Betsy Paluck, Professor of Psychology and Public Affairs
Ana Gantman, Post-Doctoral Research Associate, Princeton University Woodrow Wilson School of Public and International Affairs

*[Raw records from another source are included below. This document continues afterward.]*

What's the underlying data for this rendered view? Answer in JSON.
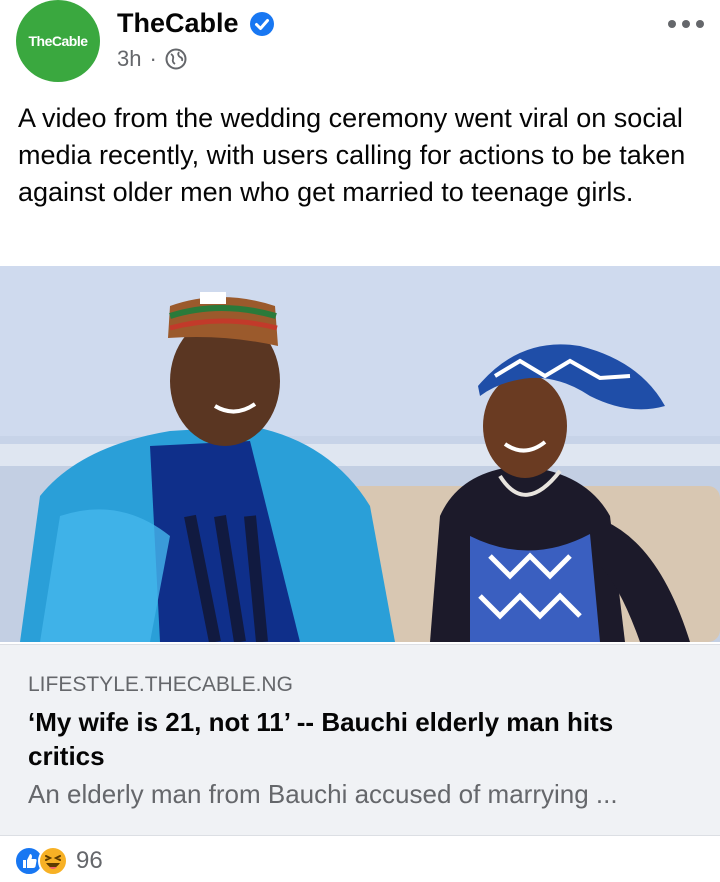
{
  "header": {
    "avatar_text": "TheCable",
    "page_name": "TheCable",
    "time": "3h",
    "separator": "·",
    "privacy_icon": "globe-icon",
    "verified_icon": "verified-badge-icon",
    "more_icon": "more-options-icon"
  },
  "post": {
    "text": "A video from the wedding ceremony went viral on social media recently, with users calling for actions to be taken against older men who get married to teenage girls."
  },
  "link_preview": {
    "domain": "LIFESTYLE.THECABLE.NG",
    "title": "‘My wife is 21, not 11’ -- Bauchi elderly man hits critics",
    "description": "An elderly man from Bauchi accused of marrying ..."
  },
  "reactions": {
    "icons": [
      "like-icon",
      "haha-icon"
    ],
    "count": "96"
  },
  "colors": {
    "brand_green": "#3aa83f",
    "facebook_blue": "#1877f2",
    "secondary_text": "#65676b",
    "card_bg": "#f0f2f5"
  }
}
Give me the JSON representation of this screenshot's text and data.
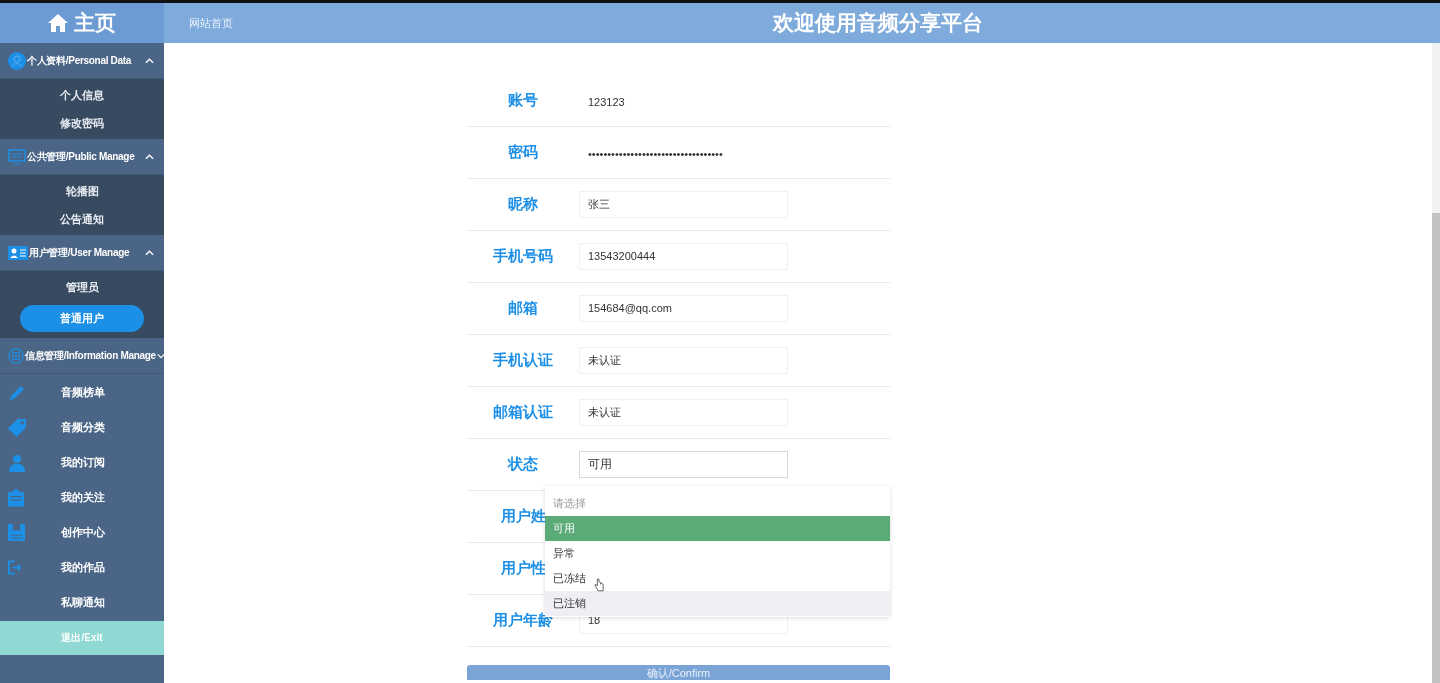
{
  "header": {
    "logo": "主页",
    "breadcrumb": "网站首页",
    "title": "欢迎使用音频分享平台"
  },
  "sidebar": {
    "groups": [
      {
        "title": "个人资料/Personal Data",
        "expanded": true,
        "kind": "plain",
        "items": [
          {
            "label": "个人信息",
            "selected": false
          },
          {
            "label": "修改密码",
            "selected": false
          }
        ]
      },
      {
        "title": "公共管理/Public Manage",
        "expanded": true,
        "kind": "plain",
        "items": [
          {
            "label": "轮播图",
            "selected": false
          },
          {
            "label": "公告通知",
            "selected": false
          }
        ]
      },
      {
        "title": "用户管理/User Manage",
        "expanded": true,
        "kind": "plain",
        "items": [
          {
            "label": "管理员",
            "selected": false
          },
          {
            "label": "普通用户",
            "selected": true
          }
        ]
      },
      {
        "title": "信息管理/Information Manage",
        "expanded": false,
        "kind": "icons",
        "items": [
          {
            "label": "音频榜单",
            "selected": false
          },
          {
            "label": "音频分类",
            "selected": false
          },
          {
            "label": "我的订阅",
            "selected": false
          },
          {
            "label": "我的关注",
            "selected": false
          },
          {
            "label": "创作中心",
            "selected": false
          },
          {
            "label": "我的作品",
            "selected": false
          },
          {
            "label": "私聊通知",
            "selected": false
          }
        ]
      }
    ],
    "exit": "退出/Exit"
  },
  "form": {
    "fields": [
      {
        "label": "账号",
        "kind": "text",
        "value": "123123"
      },
      {
        "label": "密码",
        "kind": "text",
        "value": "•••••••••••••••••••••••••••••••••••"
      },
      {
        "label": "昵称",
        "kind": "input",
        "value": "张三"
      },
      {
        "label": "手机号码",
        "kind": "input",
        "value": "13543200444"
      },
      {
        "label": "邮箱",
        "kind": "input",
        "value": "154684@qq.com"
      },
      {
        "label": "手机认证",
        "kind": "input",
        "value": "未认证"
      },
      {
        "label": "邮箱认证",
        "kind": "input",
        "value": "未认证"
      },
      {
        "label": "状态",
        "kind": "select",
        "value": "可用"
      },
      {
        "label": "用户姓"
      },
      {
        "label": "用户性"
      },
      {
        "label": "用户年龄",
        "kind": "input",
        "value": "18"
      }
    ],
    "dropdown": {
      "options": [
        {
          "label": "请选择",
          "kind": "placeholder",
          "selected": false,
          "hovered": false
        },
        {
          "label": "可用",
          "kind": "option",
          "selected": true,
          "hovered": false
        },
        {
          "label": "异常",
          "kind": "option",
          "selected": false,
          "hovered": false
        },
        {
          "label": "已冻结",
          "kind": "option",
          "selected": false,
          "hovered": false
        },
        {
          "label": "已注销",
          "kind": "option",
          "selected": false,
          "hovered": true
        }
      ]
    },
    "submit": "确认/Confirm"
  }
}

Paluck and Gantman will present a behavioral perspective on campus sexual assault. Prominent models of sexual assault portray assault perpetrators as one of two extremes. In the clinical model, perpetrators are seen as unchangeable deviants. In the cultural model, perpetrators are a product of rape culture. The behavioral perspective allows us to analyze how individual psychological phenomena and environmental configurations interact, and drive patterns of sexual assault. For example, they analyze how different contexts activate perceived norms, goals, and moral language, which shifts the likelihood of assault. Based on this theoretical framework, Paluck and Gantman field-tested an intervention in Princeton University eating club parties. A student-driven initiative requiring party-goers to read aloud a definition of consent at the door was tested by varying the framing of the consent language and the identity of the person presenting the consent language. Paluck and Gantman present results and discuss lessons for the design, implementation, and research on the effects of university policy on sexual assault.